Pick the lines holding the string "this" out of the records and copy them.

Stored data
------------------------------

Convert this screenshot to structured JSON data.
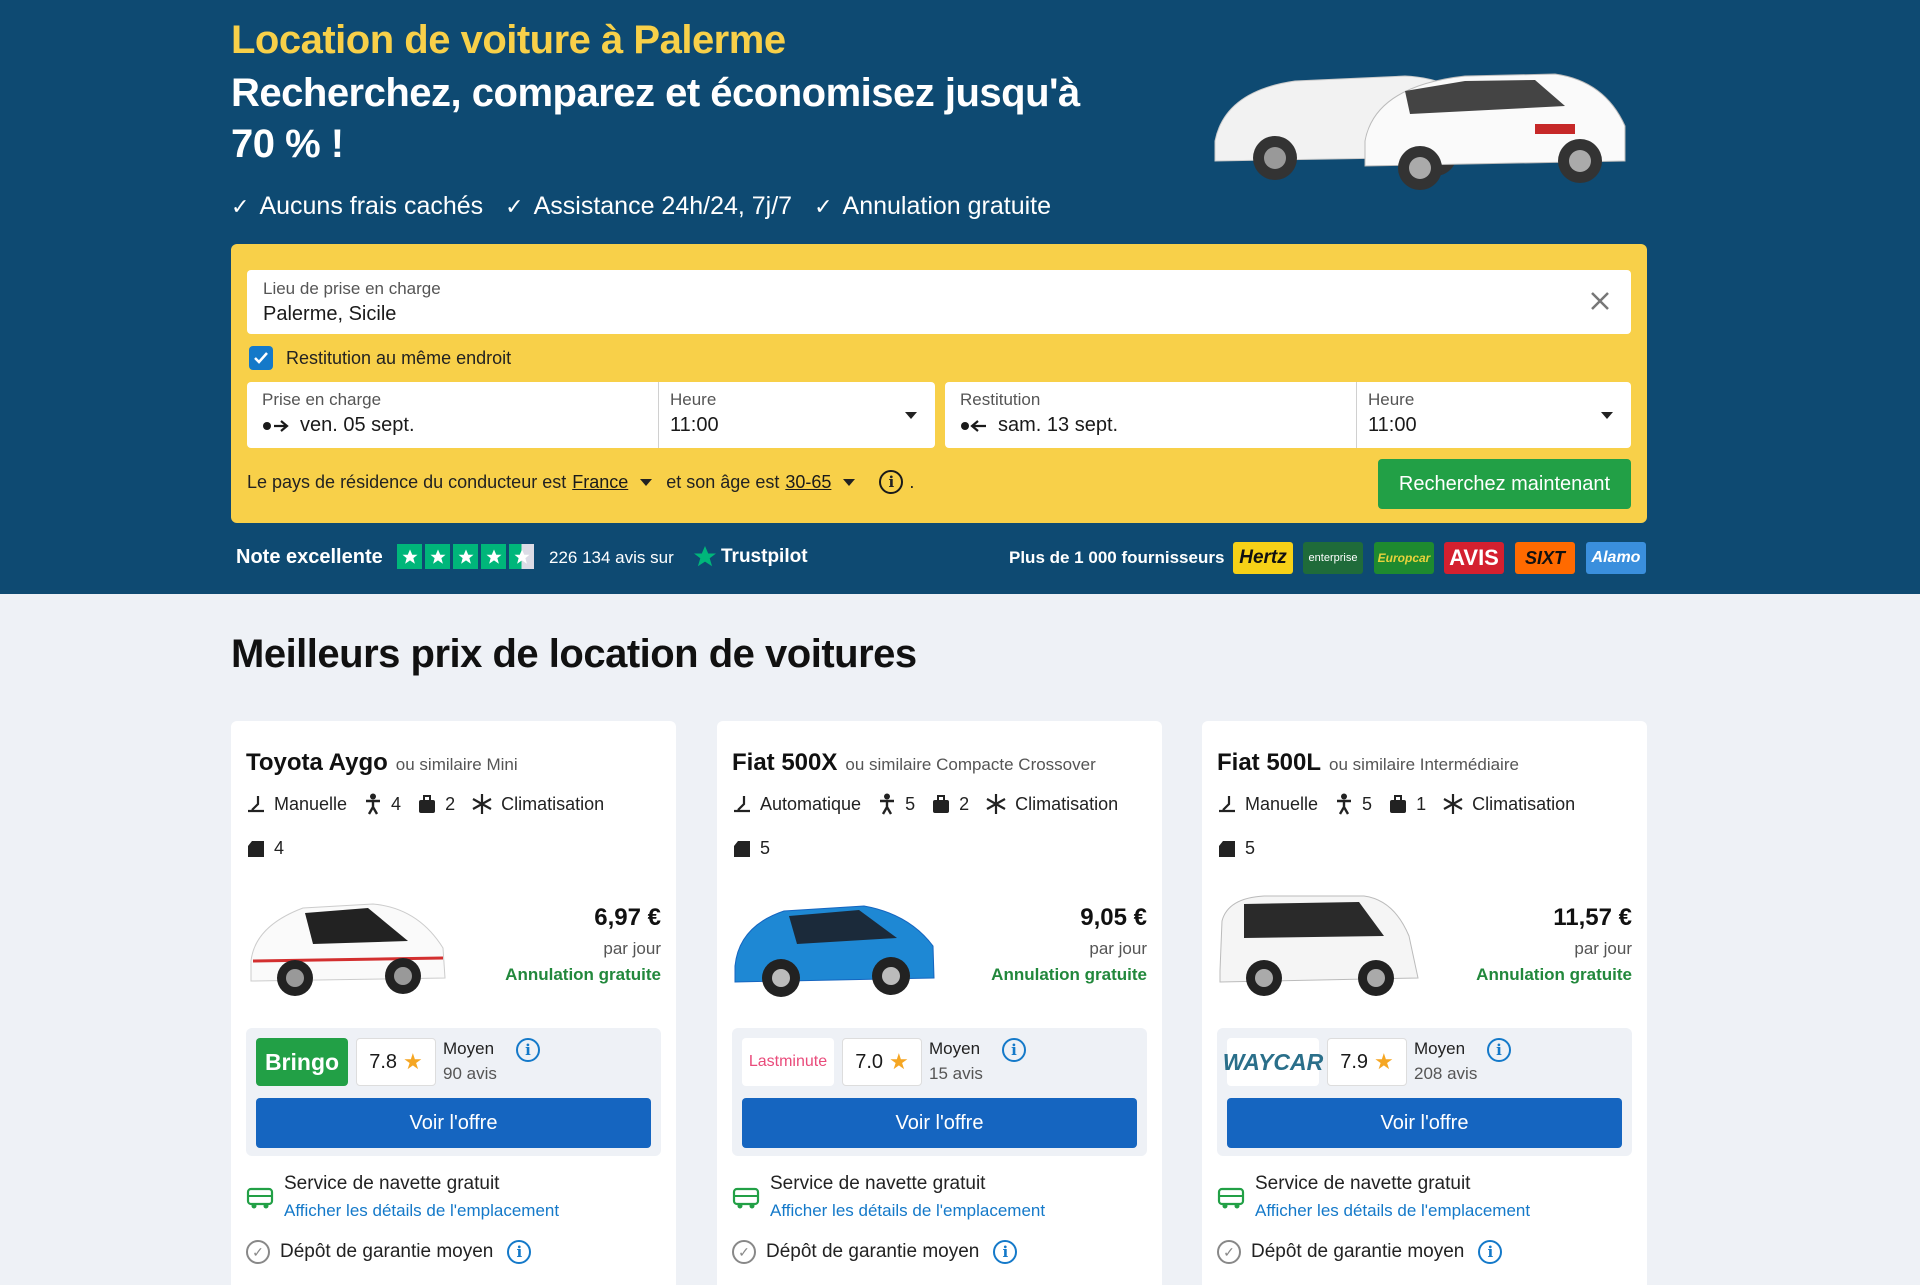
{
  "hero": {
    "title": "Location de voiture à Palerme",
    "subtitle": "Recherchez, comparez et économisez jusqu'à 70 % !",
    "perks": [
      "Aucuns frais cachés",
      "Assistance 24h/24, 7j/7",
      "Annulation gratuite"
    ]
  },
  "search": {
    "pickup_label": "Lieu de prise en charge",
    "pickup_value": "Palerme, Sicile",
    "same_return_label": "Restitution au même endroit",
    "same_return_checked": true,
    "pickup_date_label": "Prise en charge",
    "pickup_date_value": "ven. 05 sept.",
    "pickup_time_label": "Heure",
    "pickup_time_value": "11:00",
    "return_date_label": "Restitution",
    "return_date_value": "sam. 13 sept.",
    "return_time_label": "Heure",
    "return_time_value": "11:00",
    "residence_text": "Le pays de résidence du conducteur est",
    "residence_country": "France",
    "age_text": "et son âge est",
    "age_value": "30-65",
    "period": ".",
    "submit_label": "Recherchez maintenant"
  },
  "trust": {
    "label": "Note excellente",
    "reviews": "226 134 avis sur",
    "brand": "Trustpilot",
    "suppliers_label": "Plus de 1 000 fournisseurs",
    "brands": [
      "Hertz",
      "enterprise",
      "Europcar",
      "AVIS",
      "SIXT",
      "Alamo"
    ]
  },
  "section": {
    "title": "Meilleurs prix de location de voitures"
  },
  "cards": [
    {
      "name": "Toyota Aygo",
      "similar": "ou similaire Mini",
      "transmission": "Manuelle",
      "seats": "4",
      "bags": "2",
      "ac": "Climatisation",
      "doors": "4",
      "price": "6,97 €",
      "per_day": "par jour",
      "cancel": "Annulation gratuite",
      "supplier": "Bringo",
      "rating": "7.8",
      "rating_label": "Moyen",
      "reviews": "90 avis",
      "offer": "Voir l'offre",
      "shuttle": "Service de navette gratuit",
      "location_link": "Afficher les détails de l'emplacement",
      "deposit": "Dépôt de garantie moyen"
    },
    {
      "name": "Fiat 500X",
      "similar": "ou similaire Compacte Crossover",
      "transmission": "Automatique",
      "seats": "5",
      "bags": "2",
      "ac": "Climatisation",
      "doors": "5",
      "price": "9,05 €",
      "per_day": "par jour",
      "cancel": "Annulation gratuite",
      "supplier": "Lastminute",
      "rating": "7.0",
      "rating_label": "Moyen",
      "reviews": "15 avis",
      "offer": "Voir l'offre",
      "shuttle": "Service de navette gratuit",
      "location_link": "Afficher les détails de l'emplacement",
      "deposit": "Dépôt de garantie moyen"
    },
    {
      "name": "Fiat 500L",
      "similar": "ou similaire Intermédiaire",
      "transmission": "Manuelle",
      "seats": "5",
      "bags": "1",
      "ac": "Climatisation",
      "doors": "5",
      "price": "11,57 €",
      "per_day": "par jour",
      "cancel": "Annulation gratuite",
      "supplier": "WAYCAR",
      "rating": "7.9",
      "rating_label": "Moyen",
      "reviews": "208 avis",
      "offer": "Voir l'offre",
      "shuttle": "Service de navette gratuit",
      "location_link": "Afficher les détails de l'emplacement",
      "deposit": "Dépôt de garantie moyen"
    }
  ],
  "colors": {
    "hero_bg": "#0e4a72",
    "accent_yellow": "#f8d049",
    "search_green": "#22a046",
    "offer_blue": "#1565c0",
    "link_blue": "#1479c9",
    "trust_green": "#00b67a"
  }
}
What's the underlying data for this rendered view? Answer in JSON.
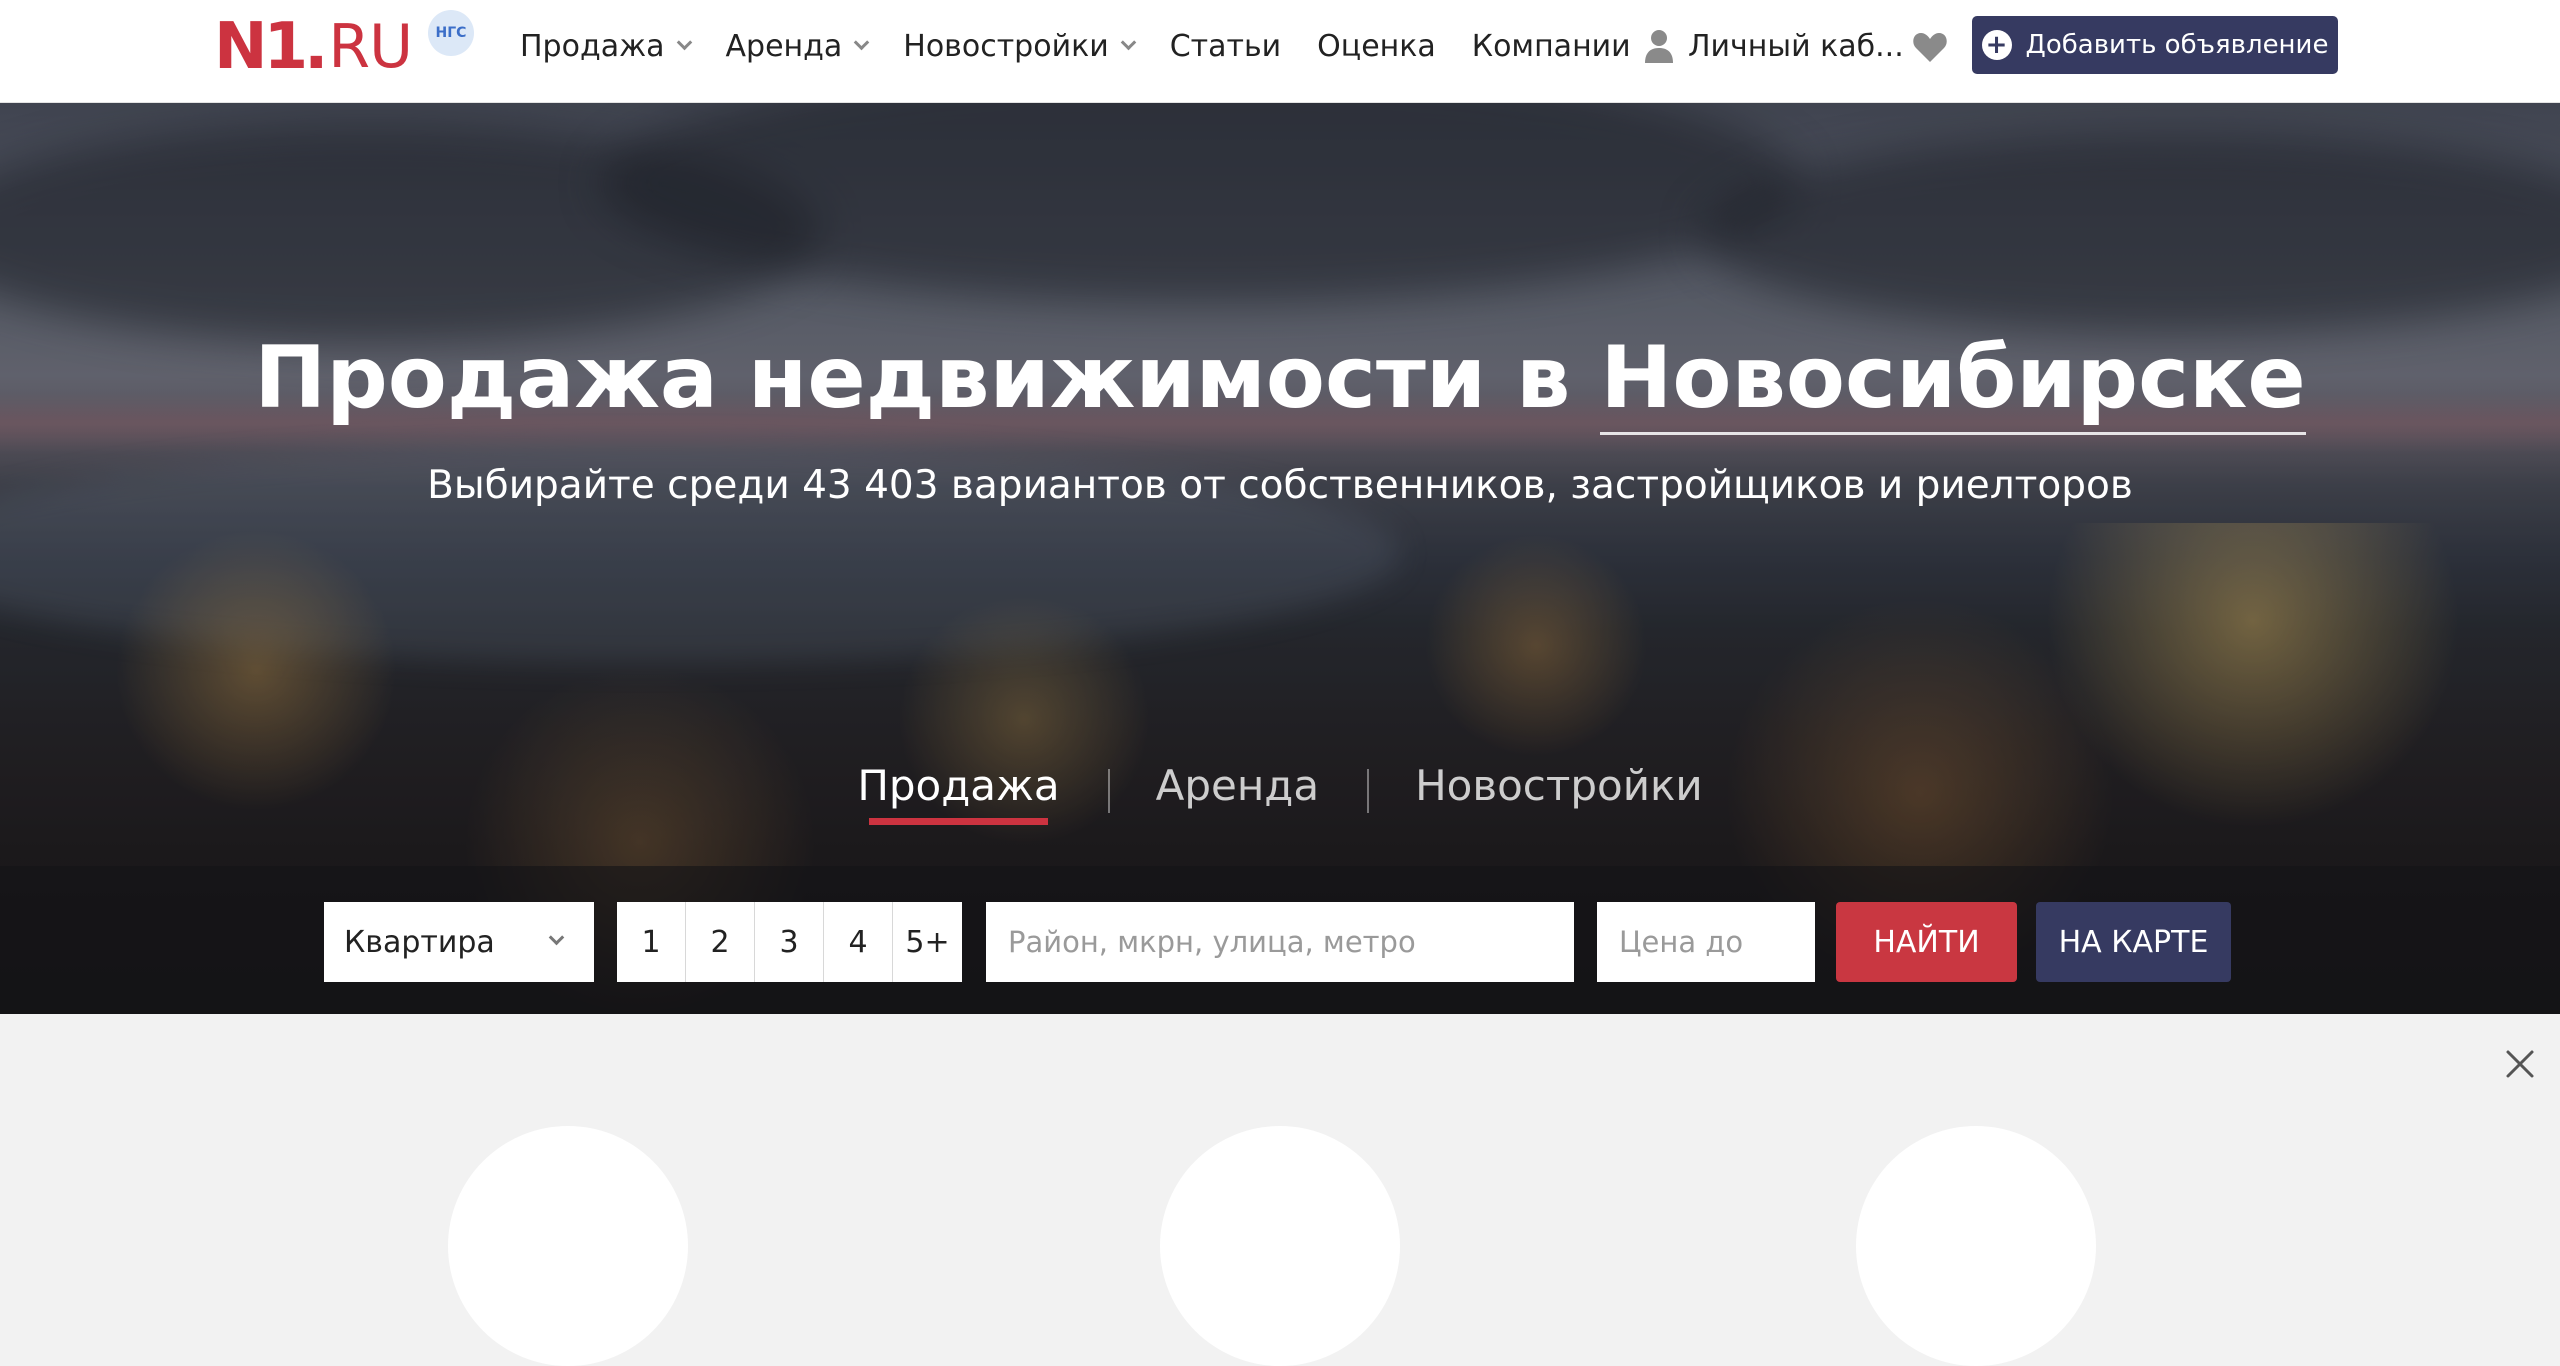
{
  "header": {
    "logo": {
      "brand": "N1",
      "dot": ".",
      "tld": "RU",
      "badge": "НГС"
    },
    "nav": [
      {
        "label": "Продажа",
        "has_dropdown": true
      },
      {
        "label": "Аренда",
        "has_dropdown": true
      },
      {
        "label": "Новостройки",
        "has_dropdown": true
      },
      {
        "label": "Статьи",
        "has_dropdown": false
      },
      {
        "label": "Оценка",
        "has_dropdown": false
      },
      {
        "label": "Компании",
        "has_dropdown": false
      }
    ],
    "cabinet_label": "Личный каб...",
    "favorites_icon": "heart-icon",
    "add_button_label": "Добавить объявление"
  },
  "hero": {
    "title_prefix": "Продажа недвижимости в",
    "title_city": "Новосибирске",
    "subtitle": "Выбирайте среди 43 403 вариантов от собственников, застройщиков и риелторов",
    "tabs": [
      {
        "label": "Продажа",
        "active": true
      },
      {
        "label": "Аренда",
        "active": false
      },
      {
        "label": "Новостройки",
        "active": false
      }
    ]
  },
  "search": {
    "type_value": "Квартира",
    "rooms": [
      "1",
      "2",
      "3",
      "4",
      "5+"
    ],
    "address_placeholder": "Район, мкрн, улица, метро",
    "price_placeholder": "Цена до",
    "find_label": "НАЙТИ",
    "map_label": "НА КАРТЕ"
  },
  "colors": {
    "brand_red": "#cc3340",
    "navy": "#363a61",
    "find_red": "#c93741"
  }
}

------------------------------

Written answer:
Convert this screenshot to structured JSON data.
What's the underlying data for this rendered view? Answer in JSON.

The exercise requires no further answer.